iBooks 2 and Apple education event: The other view


    Apple’s iBooks 2 and Apple education event are hogging the limelight for days. Here is a different take on the issue

    At first I thought we should blame ourselves for getting our knickers all in a knot when the rumors started circulating that Steve Jobs’ deadly forces of disruption, honoring his dying wishes, had turned their sights on textbooks. But don’t we frighten easily!

    Then I felt angry at Apple.

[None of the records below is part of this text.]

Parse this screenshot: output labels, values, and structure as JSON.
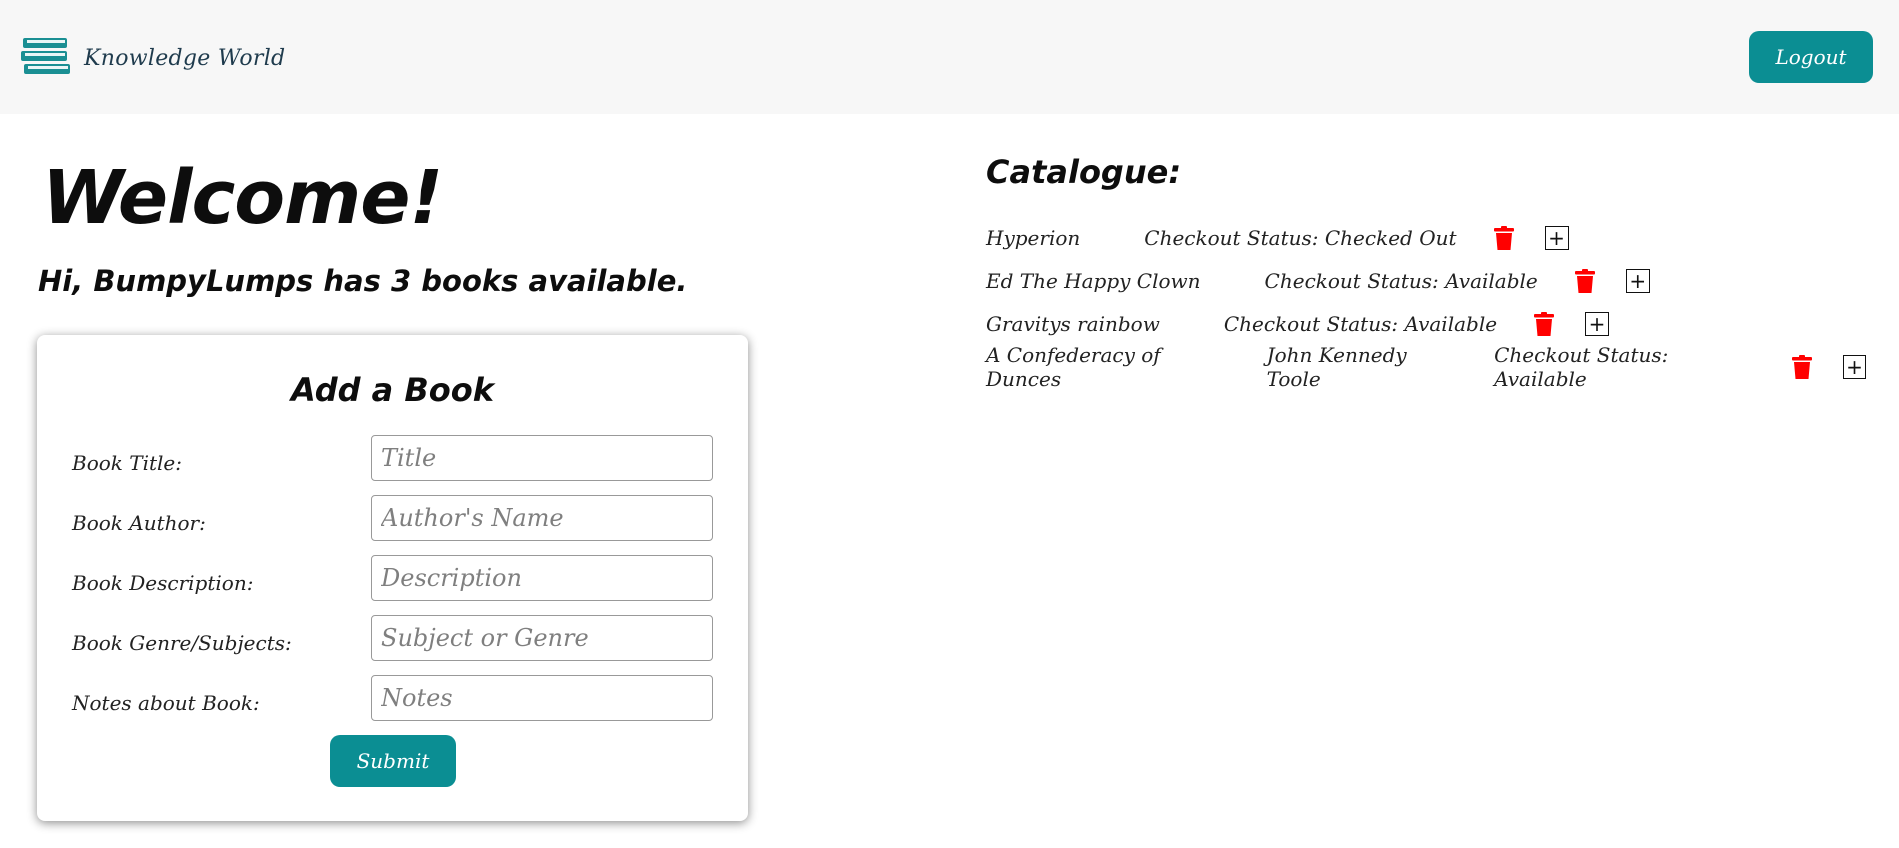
{
  "header": {
    "brand_name": "Knowledge World",
    "brand_icon": "books-stack-icon",
    "logout_label": "Logout"
  },
  "main": {
    "welcome": "Welcome!",
    "greeting": "Hi, BumpyLumps has 3 books available."
  },
  "add_book_form": {
    "title": "Add a Book",
    "fields": [
      {
        "label": "Book Title:",
        "placeholder": "Title"
      },
      {
        "label": "Book Author:",
        "placeholder": "Author's Name"
      },
      {
        "label": "Book Description:",
        "placeholder": "Description"
      },
      {
        "label": "Book Genre/Subjects:",
        "placeholder": "Subject or Genre"
      },
      {
        "label": "Notes about Book:",
        "placeholder": "Notes"
      }
    ],
    "submit_label": "Submit"
  },
  "catalogue": {
    "title": "Catalogue:",
    "books": [
      {
        "title": "Hyperion",
        "author": "",
        "status": "Checkout Status: Checked Out"
      },
      {
        "title": "Ed The Happy Clown",
        "author": "",
        "status": "Checkout Status: Available"
      },
      {
        "title": "Gravitys rainbow",
        "author": "",
        "status": "Checkout Status: Available"
      },
      {
        "title": "A Confederacy of Dunces",
        "author": "John Kennedy Toole",
        "status": "Checkout Status: Available"
      }
    ],
    "delete_icon": "trash-icon",
    "add_icon": "plus-icon",
    "add_symbol": "+"
  },
  "colors": {
    "accent": "#0b8e93",
    "delete": "#ff0000",
    "header_bg": "#f7f7f7"
  }
}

    Long-time master manipulators of the press and of fan-boys worldwide, they could hardly expect calm when the only available reference point was Jobs’ Court Biographer reporting that textbooks were “the next business he wanted to transform. He believed it was an $8 billion a year industry ripe for digital destruction.” Come on Apple. Please don’t use the word “transform” interchangeably with “destruction”, follow that with a “no comment” for the press, and then blame us for speculating that the “big one” was going to detonate. And being disappointed when it did not.

    Out with a whimper, not with a bang. You can’t disrupt an $8 billion industry with eight multi-gigabyte e-textbooks and 20,000 assorted apps. The weapon of choice? A cobbled-together free software tool, iBooks Author, Mac-only, that makes authors sign away their publishing rights to Apple. And for distribution, let’s stick with the failing iBookstore. Education may well be “deep in Apple’s DNA,” but selling ebooks certainly is not.

    Read more on thefutureofpublishing.com